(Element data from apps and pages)
+-------+
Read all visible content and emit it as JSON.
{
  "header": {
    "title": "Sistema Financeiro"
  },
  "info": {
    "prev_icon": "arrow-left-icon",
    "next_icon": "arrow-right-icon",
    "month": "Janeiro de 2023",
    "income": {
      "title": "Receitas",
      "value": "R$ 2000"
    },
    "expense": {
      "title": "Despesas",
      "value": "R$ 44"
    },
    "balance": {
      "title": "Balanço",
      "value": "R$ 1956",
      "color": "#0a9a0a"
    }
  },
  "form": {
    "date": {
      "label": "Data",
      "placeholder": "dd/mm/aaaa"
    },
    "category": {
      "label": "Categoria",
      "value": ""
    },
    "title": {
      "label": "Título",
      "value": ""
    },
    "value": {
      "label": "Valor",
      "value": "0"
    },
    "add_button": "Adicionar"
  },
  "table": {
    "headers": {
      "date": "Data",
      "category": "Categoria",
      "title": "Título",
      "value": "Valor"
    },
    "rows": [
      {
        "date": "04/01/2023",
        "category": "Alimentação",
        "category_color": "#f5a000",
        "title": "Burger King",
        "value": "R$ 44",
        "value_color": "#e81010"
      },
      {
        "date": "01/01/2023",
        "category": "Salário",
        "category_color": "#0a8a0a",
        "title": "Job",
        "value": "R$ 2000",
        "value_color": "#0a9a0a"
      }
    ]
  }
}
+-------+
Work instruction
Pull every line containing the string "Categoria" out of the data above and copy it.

Task response
      "label": "Categoria",
      "category": "Categoria",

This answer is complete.